Figs. 3 and 4 illustrate a modification of the support structure shown in the other figures. The structural elements in this modification are identical in every respect to those shown in Figs. 1, 2, 5 and 6 except that helical elements 13 are spaced closer together or overlap so that every element 11 is now encompassed by two helical elements 13 and, further, the helical elements 13 are intertwined or interlaced with each other, as may be seen by inspection of Fig. 3.
It is obvious that further modifications are possible Iby varying the spacing of the helical elements to each other and by varying their pitch; however, it is not deemed either necessary or practical to illustrate every possible dimensional permutation and combination of the structural elements.
While the various figures of the drawing illustrate a supported refractory having a substantially planar conguration, it is readily apparent that the internal support elements 11, 12 and 13 may be formed into a great many dierent geometrical shapes and, after coating and ring, produce correspondingly shaped monolithic, internally supported refractory thin-walled bodies. By way of example, such shapes as would immediately occur to one skilled in the art include hollow cylindrical bodies, hollow pyramidal bodies, conical bodies, prismatic tubular bodies and others too numerous to list.
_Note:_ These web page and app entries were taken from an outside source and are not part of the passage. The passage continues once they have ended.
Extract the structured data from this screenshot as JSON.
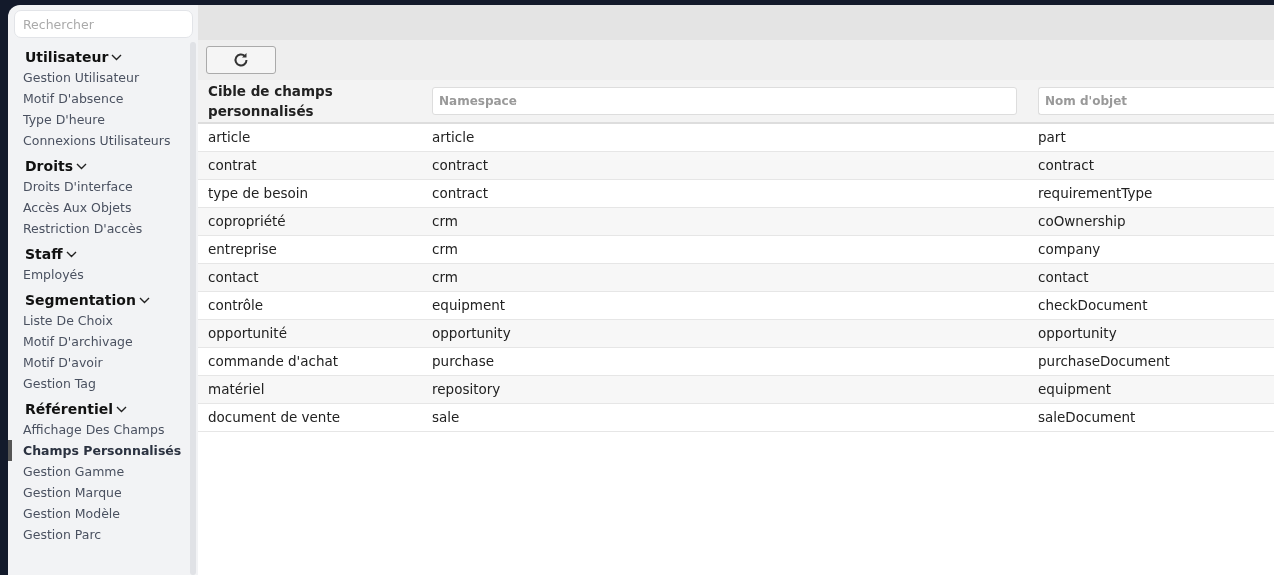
{
  "sidebar": {
    "search": {
      "placeholder": "Rechercher"
    },
    "groups": [
      {
        "title": "Utilisateur",
        "expanded": true,
        "items": [
          {
            "label": "Gestion Utilisateur",
            "selected": false
          },
          {
            "label": "Motif D'absence",
            "selected": false
          },
          {
            "label": "Type D'heure",
            "selected": false
          },
          {
            "label": "Connexions Utilisateurs",
            "selected": false
          }
        ]
      },
      {
        "title": "Droits",
        "expanded": true,
        "items": [
          {
            "label": "Droits D'interface",
            "selected": false
          },
          {
            "label": "Accès Aux Objets",
            "selected": false
          },
          {
            "label": "Restriction D'accès",
            "selected": false
          }
        ]
      },
      {
        "title": "Staff",
        "expanded": true,
        "items": [
          {
            "label": "Employés",
            "selected": false
          }
        ]
      },
      {
        "title": "Segmentation",
        "expanded": true,
        "items": [
          {
            "label": "Liste De Choix",
            "selected": false
          },
          {
            "label": "Motif D'archivage",
            "selected": false
          },
          {
            "label": "Motif D'avoir",
            "selected": false
          },
          {
            "label": "Gestion Tag",
            "selected": false
          }
        ]
      },
      {
        "title": "Référentiel",
        "expanded": true,
        "items": [
          {
            "label": "Affichage Des Champs",
            "selected": false
          },
          {
            "label": "Champs Personnalisés",
            "selected": true
          },
          {
            "label": "Gestion Gamme",
            "selected": false
          },
          {
            "label": "Gestion Marque",
            "selected": false
          },
          {
            "label": "Gestion Modèle",
            "selected": false
          },
          {
            "label": "Gestion Parc",
            "selected": false
          }
        ]
      }
    ]
  },
  "table": {
    "title": "Cible de champs personnalisés",
    "filters": [
      {
        "placeholder": "Namespace"
      },
      {
        "placeholder": "Nom d'objet"
      }
    ],
    "rows": [
      [
        "article",
        "article",
        "part"
      ],
      [
        "contrat",
        "contract",
        "contract"
      ],
      [
        "type de besoin",
        "contract",
        "requirementType"
      ],
      [
        "copropriété",
        "crm",
        "coOwnership"
      ],
      [
        "entreprise",
        "crm",
        "company"
      ],
      [
        "contact",
        "crm",
        "contact"
      ],
      [
        "contrôle",
        "equipment",
        "checkDocument"
      ],
      [
        "opportunité",
        "opportunity",
        "opportunity"
      ],
      [
        "commande d'achat",
        "purchase",
        "purchaseDocument"
      ],
      [
        "matériel",
        "repository",
        "equipment"
      ],
      [
        "document de vente",
        "sale",
        "saleDocument"
      ]
    ]
  }
}
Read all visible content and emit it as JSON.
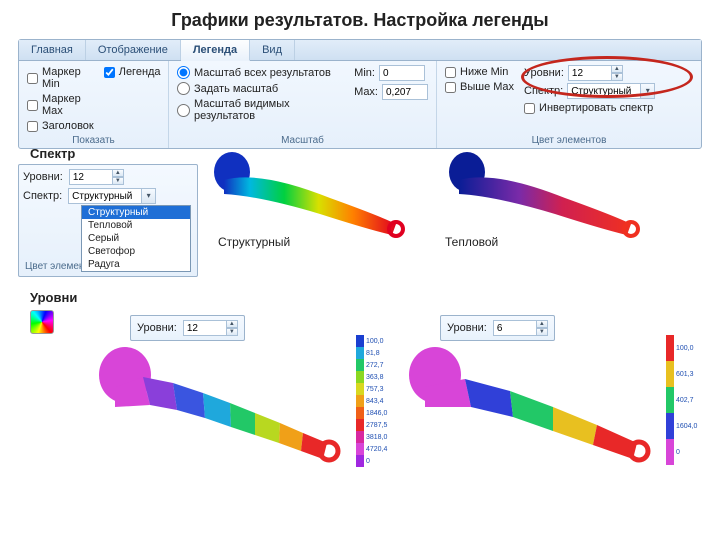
{
  "title": "Графики результатов. Настройка легенды",
  "tabs": {
    "t0": "Главная",
    "t1": "Отображение",
    "t2": "Легенда",
    "t3": "Вид"
  },
  "show": {
    "marker_min": "Маркер Min",
    "marker_max": "Маркер Max",
    "legend": "Легенда",
    "header": "Заголовок",
    "group": "Показать"
  },
  "scale": {
    "all": "Масштаб всех результатов",
    "set": "Задать масштаб",
    "visible": "Масштаб видимых результатов",
    "min_lbl": "Min:",
    "min_val": "0",
    "max_lbl": "Max:",
    "max_val": "0,207",
    "group": "Масштаб"
  },
  "colors": {
    "below": "Ниже Min",
    "above": "Выше Max",
    "levels_lbl": "Уровни:",
    "levels_val": "12",
    "spectrum_lbl": "Спектр:",
    "spectrum_val": "Структурный",
    "invert": "Инвертировать спектр",
    "group": "Цвет элементов"
  },
  "sections": {
    "spectrum": "Спектр",
    "levels": "Уровни"
  },
  "mini": {
    "levels_lbl": "Уровни:",
    "levels_val": "12",
    "spectrum_lbl": "Спектр:",
    "spectrum_val": "Структурный",
    "footer": "Цвет элементов",
    "opts": {
      "o0": "Структурный",
      "o1": "Тепловой",
      "o2": "Серый",
      "o3": "Светофор",
      "o4": "Радуга"
    }
  },
  "captions": {
    "structural": "Структурный",
    "thermal": "Тепловой"
  },
  "lp1": {
    "lbl": "Уровни:",
    "val": "12"
  },
  "lp2": {
    "lbl": "Уровни:",
    "val": "6"
  },
  "legend12": [
    "100,0",
    "81,8",
    "272,7",
    "363,8",
    "757,3",
    "843,4",
    "1846,0",
    "2787,5",
    "3818,0",
    "4720,4",
    "0"
  ],
  "legend6": [
    "100,0",
    "601,3",
    "402,7",
    "1604,0",
    "0"
  ]
}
In View of this, no attempt has been made to illustrate any such specific configuration.
With the foregoing in mind, it is my intention to cover all Ychanges and modifications'of theexarnple of the invention herein chosen for purposes of the disclosure, which do not constitute departures from the Vspirit and scope of the invention as dened by the following claim.
What I claim as new and desire to secure by Letters Patent of the United States is:
A thin wall heat, flame and corrosion resistant strueture comprising in combination, a first and second group of substantially parallel lamentary metal wire elements, the said wire elements of the first group Vbeing interwoven with the wire elements of the second group and defining a flexible integral planar reticulated mesh, a plurality of helical metal wire support elements intertwined through the interstices of said mesh parallel to each other and to one of said groups of wire elements, each support element having its axis within the spatial limits of said mesh, each support element on two of its opposite sides longitudinally of its axis being intertwined in overlapped relation with adjacent support elements therealong and defining aligned spaces therebetween in the overlaps formed thereby, a plurality of said wide ele- References Cited in the file of this patent UNITED STATES PATENTS 375,321 Guilleaume Dec. 20, 1887 1,389,942 Treyssinet Sept. 6, 1921 1,610,996 Bruckshaw Dec. 14, 1926 2,564,497 Navias Aug. 14, 1941 2,296,392 Marchant Sept. 22, 1942 2,298,102 Billner Oct. 6, 1942 2,321,813 Henzel June 15, 1943 FOREIGN PATENTS 117,942 Great Britain Aug. 8, 1918 195,005 Canada Dec. 16, 1918 244,144 Great Britain Dec. 2, 1925 463,816 Great Britain Apr. 7, 1937 502,488 Belgium Apr. 30, 1951 510,557 Belgium Apr. 30, 1952